With a full year of COVID-19 quarantining behind us, more and more people are wondering when it will be safe to travel again. As the COVID-19 vaccination roll-out continues to ramp up around the country, the number of emails we are receiving asking for advice on new travel guidelines is steadily increasing.
Unfortunately, the general advice from the CDC remains relatively unchanged. Travel is still not recommended. While the vaccine is a step in the right direction, there are still some key questions that need answering before we can all resume “normalcy”. Those questions include: Is the vaccine effective against COVID-19 variants? Can the vaccinated still asymptomatically spread the virus? How long does the vaccine last and will we need boosters?
"Until we know more about those questions, everyone — even people who’ve had their vaccines — should continue taking basic prevention steps when recommended," the CDC stated on its website. That means wearing a mask, washing your hands, and maintaining appropriate distancing whenever you are out and about.
Aside from practicing basic prevention methods when traveling, it is also still mandatory for travelers to produce negative Covid-19 tests regardless of vaccination certification. Negative Covid-19 tests are currently required by many international travel destinations and negative tests are also still required for all U.S. citizens flying home from abroad. This is important to remember when choosing a travel destination as many times border rules may dictate your choices for you. You can research your travel options via the U.S. Department of State’s country pages, the CDC’s recommendations by destination, or CovidControls.co, which tracks countries by vaccination rate, entry rules, and lockdown status.
This may all feel frustrating to read, after all you most likely just jumped through hoops to get your vaccine! But, before you despair, remember that these are the simply safest guidelines put out there by the CDC and, as a vaccinated traveler, you are far more protected than others if you do wish to travel! We feel that you should be able to safely start traveling again so long as you practice the outlined steps above and travel responsibly.
Remember, that mass vaccination efforts are currently underway across the globe so it is important that you carefully plan your destinations and activities to help protect yet-to-be-vaccinated locals.

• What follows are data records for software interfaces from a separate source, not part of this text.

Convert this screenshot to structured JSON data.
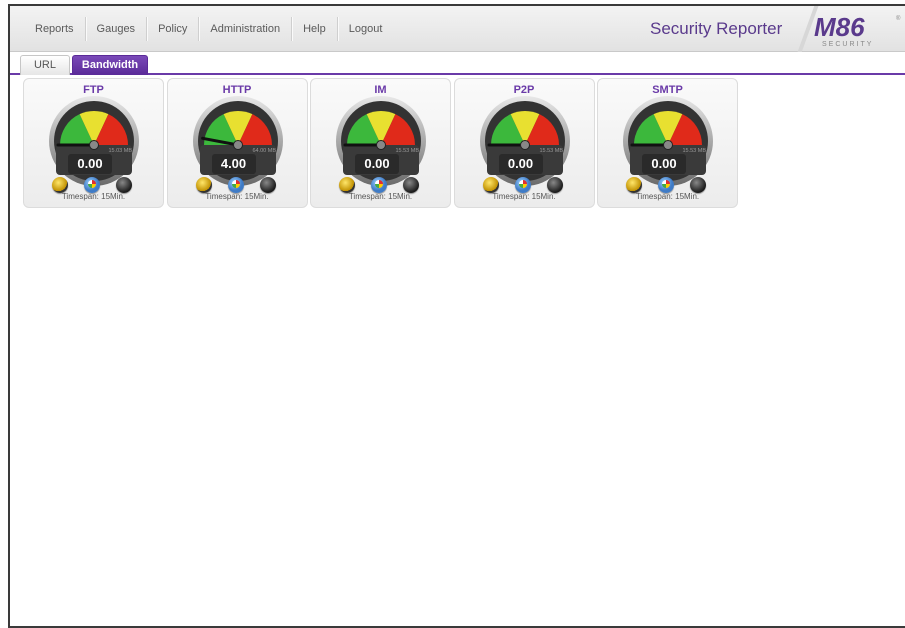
{
  "header": {
    "menu": [
      "Reports",
      "Gauges",
      "Policy",
      "Administration",
      "Help",
      "Logout"
    ],
    "title": "Security Reporter",
    "logo_text": "M86",
    "logo_subtext": "SECURITY",
    "brand_color": "#5a3a8c"
  },
  "tabs": [
    {
      "label": "URL",
      "active": false
    },
    {
      "label": "Bandwidth",
      "active": true
    }
  ],
  "gauges": [
    {
      "name": "FTP",
      "value": "0.00",
      "max_label": "15.03 MB",
      "needle": 0.0,
      "timespan": "Timespan: 15Min."
    },
    {
      "name": "HTTP",
      "value": "4.00",
      "max_label": "64.00 MB",
      "needle": 0.06,
      "timespan": "Timespan: 15Min."
    },
    {
      "name": "IM",
      "value": "0.00",
      "max_label": "15.53 MB",
      "needle": 0.0,
      "timespan": "Timespan: 15Min."
    },
    {
      "name": "P2P",
      "value": "0.00",
      "max_label": "15.53 MB",
      "needle": 0.0,
      "timespan": "Timespan: 15Min."
    },
    {
      "name": "SMTP",
      "value": "0.00",
      "max_label": "15.53 MB",
      "needle": 0.0,
      "timespan": "Timespan: 15Min."
    }
  ]
}
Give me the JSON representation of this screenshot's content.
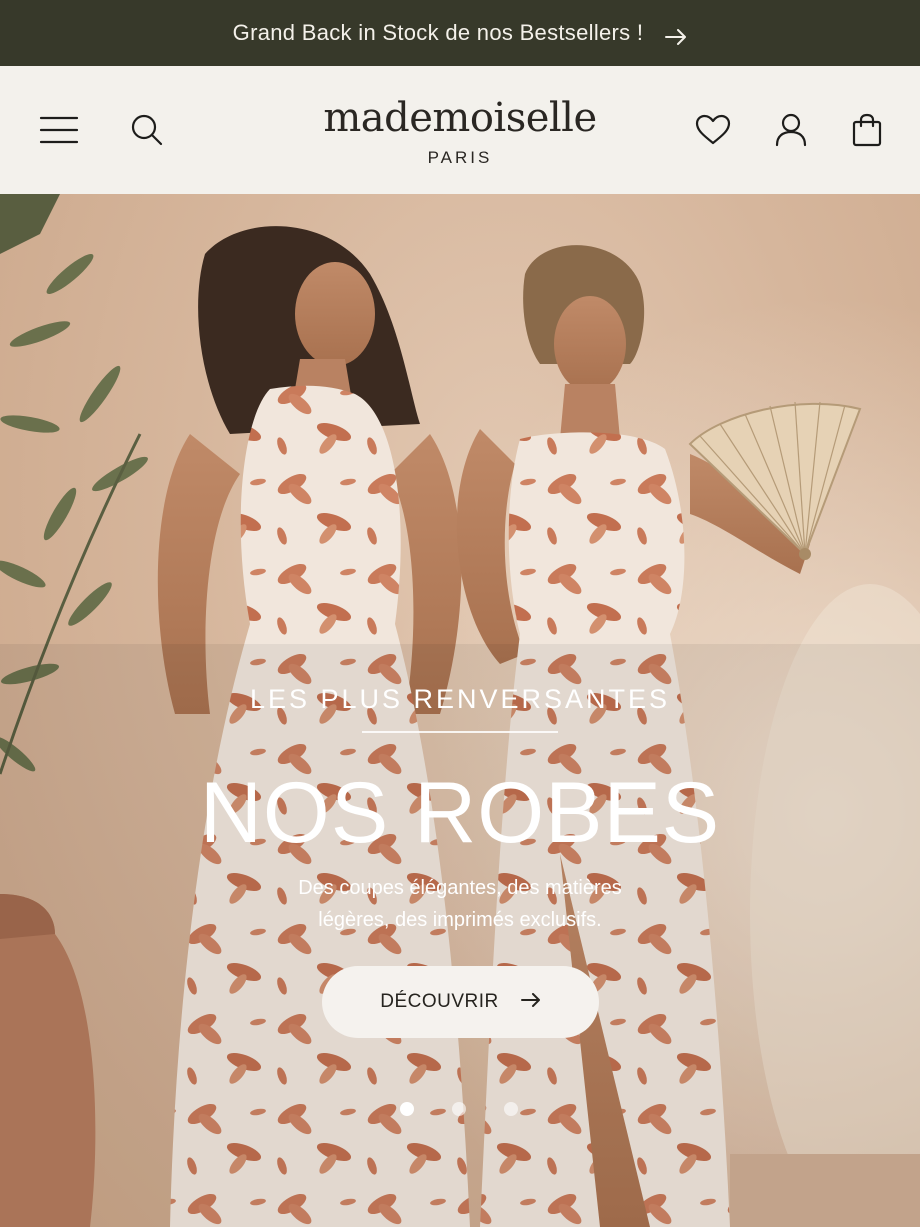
{
  "announcement": {
    "text": "Grand Back in Stock de nos Bestsellers !",
    "arrow_icon": "arrow-right-icon"
  },
  "header": {
    "menu_icon": "hamburger-menu-icon",
    "search_icon": "search-icon",
    "logo": {
      "brand": "mademoiselle",
      "city": "PARIS"
    },
    "wishlist_icon": "heart-icon",
    "account_icon": "user-icon",
    "cart_icon": "shopping-bag-icon"
  },
  "hero": {
    "kicker": "LES PLUS RENVERSANTES",
    "headline": "NOS ROBES",
    "description_line1": "Des coupes élégantes, des matières",
    "description_line2": "légères, des imprimés exclusifs.",
    "cta_label": "DÉCOUVRIR",
    "slide_count": 3,
    "active_slide": 1
  },
  "colors": {
    "announcement_bg": "#37392a",
    "header_bg": "#f3f1ec",
    "hero_wall": "#d6b69c",
    "dress_print": "#c97a5a"
  }
}
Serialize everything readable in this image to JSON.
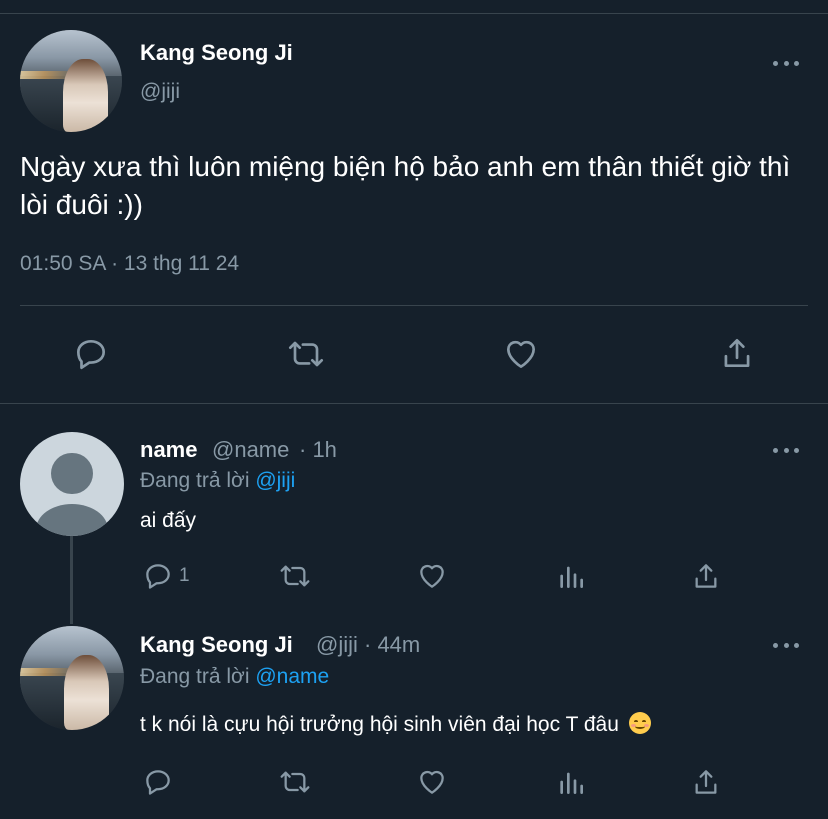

For instance, if vaccinated travelers can still inadvertently spread Covid-19, they will cause less damage in countries with higher vaccination rates than those with less robust vaccination and healthcare infrastructures.
Do I have to wear a mask on a plane if I am vaccinated?
Yes. It is still law that people over the age of 2 must wear masks on board aircraft in the United States.
When am I fully vaccinated against Covid-19?
The CDC says you are not considered vaccinated until two weeks past your second dose of the Pfizer-BioNTech or Moderna vaccines or two weeks past receiving the single-dose Johnson & Johnson vaccine.
Is there a Vaccine Passport?
While Vaccine Passports are in the works for citizens of certain countries, such as Iceland, Poland, and Portugal, there is currently no set universal Vaccine Passport.